> [Extracted data entries]:
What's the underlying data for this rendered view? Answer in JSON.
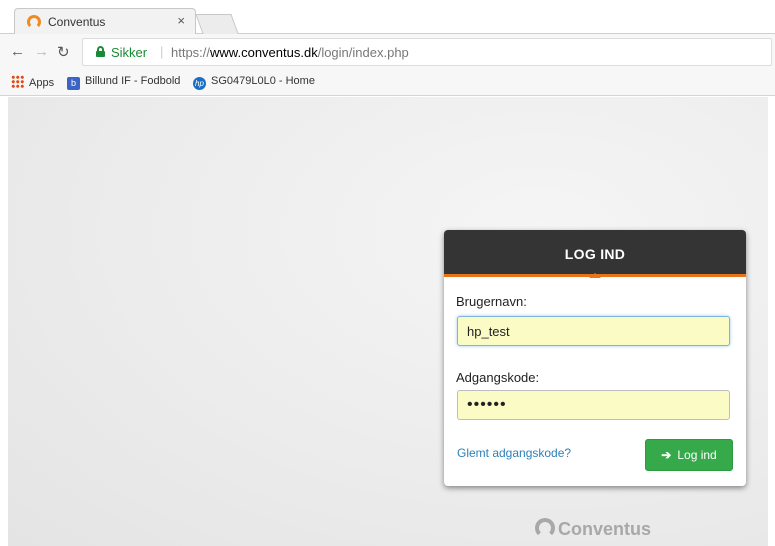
{
  "browser": {
    "tab": {
      "title": "Conventus",
      "close": "×"
    },
    "address": {
      "secure_label": "Sikker",
      "separator": "|",
      "scheme": "https://",
      "host": "www.conventus.dk",
      "path": "/login/index.php"
    },
    "bookmarks": [
      {
        "label": "Apps",
        "icon": "apps-grid-icon"
      },
      {
        "label": "Billund IF - Fodbold",
        "icon": "billund-favicon"
      },
      {
        "label": "SG0479L0L0 - Home",
        "icon": "hp-logo-icon"
      }
    ]
  },
  "login": {
    "title": "LOG IND",
    "username_label": "Brugernavn:",
    "username_value": "hp_test",
    "password_label": "Adgangskode:",
    "password_value": "••••••",
    "forgot_link": "Glemt adgangskode?",
    "submit_label": "Log ind"
  },
  "footer": {
    "brand": "Conventus"
  },
  "colors": {
    "accent_orange": "#e8731d",
    "header_dark": "#343434",
    "button_green": "#36a94a",
    "link_blue": "#2e80b8",
    "autofill_yellow": "#fbfbc6",
    "secure_green": "#1a8a34"
  }
}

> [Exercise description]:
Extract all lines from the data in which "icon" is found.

> [Solution below]:
        "icon": "apps-grid-icon"
        "icon": "billund-favicon"
        "icon": "hp-logo-icon"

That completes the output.